Concussions are usually not life threatening and the patient comes around in a few seconds to a few minutes. Those associated with a prolonged period of unconsciousness though need to be evaluated in the hospital to make sure there is nothing serious or structural such as an intracranial hemorrhage (bleed) into the brain or outside the brain but inside the skull (epidural hematoma). There are guidelines with respect to sports related concussion injuries and usually the doctor at the side of the play field makes a decision whether it is safe for the player to play again during that game or should he sit out the rest of the game. Multiple concussive injuries increase the risk of sudden death (no one quite knows by what exact mechanism) and hence concussive injuries in professional players like those who play football do deserve special attention.
Let us now turn to what is called PCS. Again there has a lot which has been written about PCS but this syndrome is ill-defined and its etiology is far from clear. Patients who have suffered a concussion frequently complain of memory problems following the concussion. Apart from memory difficulties these patients may complain of mood changes been too irritable or short tempered, balance problems and unsteady gait, dizziness, headaches, fatigue and lack of energy. This constellation of signs and symptoms with a preceeding history of concussion is what has been referred to as PCS. When these patients present to neurologists, we investigate them but most of the time all the tests come back as “normal”. Their imaging studies like CT scan head and MRI brain are normal.
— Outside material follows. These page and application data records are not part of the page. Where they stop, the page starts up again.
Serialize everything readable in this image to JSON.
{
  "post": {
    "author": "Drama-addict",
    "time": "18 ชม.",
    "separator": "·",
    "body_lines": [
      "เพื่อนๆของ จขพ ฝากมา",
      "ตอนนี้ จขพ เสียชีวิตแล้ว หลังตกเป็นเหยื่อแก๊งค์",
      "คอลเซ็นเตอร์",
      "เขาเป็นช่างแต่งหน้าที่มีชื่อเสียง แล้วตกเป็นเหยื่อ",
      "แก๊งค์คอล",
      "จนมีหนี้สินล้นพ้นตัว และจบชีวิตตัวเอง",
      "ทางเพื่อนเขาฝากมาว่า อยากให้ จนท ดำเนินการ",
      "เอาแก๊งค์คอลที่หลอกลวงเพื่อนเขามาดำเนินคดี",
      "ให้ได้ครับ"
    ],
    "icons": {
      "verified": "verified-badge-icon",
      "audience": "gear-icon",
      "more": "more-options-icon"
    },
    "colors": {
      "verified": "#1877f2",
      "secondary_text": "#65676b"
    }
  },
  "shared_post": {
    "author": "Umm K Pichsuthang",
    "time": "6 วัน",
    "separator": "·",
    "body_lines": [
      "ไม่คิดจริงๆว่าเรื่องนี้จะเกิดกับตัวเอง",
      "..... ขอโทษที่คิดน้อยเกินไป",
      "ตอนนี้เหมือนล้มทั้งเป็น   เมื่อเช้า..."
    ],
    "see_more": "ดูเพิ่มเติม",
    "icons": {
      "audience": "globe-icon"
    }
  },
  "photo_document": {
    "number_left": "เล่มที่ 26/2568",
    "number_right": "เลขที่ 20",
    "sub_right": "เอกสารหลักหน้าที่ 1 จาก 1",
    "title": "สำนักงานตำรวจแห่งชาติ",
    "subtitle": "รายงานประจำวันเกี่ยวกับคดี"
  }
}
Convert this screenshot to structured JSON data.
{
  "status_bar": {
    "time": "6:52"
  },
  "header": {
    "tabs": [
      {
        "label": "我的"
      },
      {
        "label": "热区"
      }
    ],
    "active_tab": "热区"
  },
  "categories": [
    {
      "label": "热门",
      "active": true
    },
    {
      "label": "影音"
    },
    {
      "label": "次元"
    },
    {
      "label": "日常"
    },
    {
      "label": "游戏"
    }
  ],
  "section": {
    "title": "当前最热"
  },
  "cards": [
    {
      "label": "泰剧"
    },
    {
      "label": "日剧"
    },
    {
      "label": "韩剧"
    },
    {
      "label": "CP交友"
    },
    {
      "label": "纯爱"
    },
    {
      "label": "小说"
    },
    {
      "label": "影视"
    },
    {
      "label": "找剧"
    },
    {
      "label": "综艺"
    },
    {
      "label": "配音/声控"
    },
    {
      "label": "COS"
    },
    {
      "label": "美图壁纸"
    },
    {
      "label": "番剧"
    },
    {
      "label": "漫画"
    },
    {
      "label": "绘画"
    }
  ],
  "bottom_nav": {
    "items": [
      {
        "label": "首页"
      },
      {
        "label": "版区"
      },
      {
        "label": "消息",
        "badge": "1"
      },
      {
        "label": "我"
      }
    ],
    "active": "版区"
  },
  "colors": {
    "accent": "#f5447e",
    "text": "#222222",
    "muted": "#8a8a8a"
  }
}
PCS is usually treated symptomatically. If headache is the major complain we treat the headache. If dizziness is the major complaint we treat with an antivertigo drug. At times low dose antidepressants may be helpful. The natural history of this condition is good and most patients recover in due course and are able to go back to their day to day life.
Nitin Sethi, MD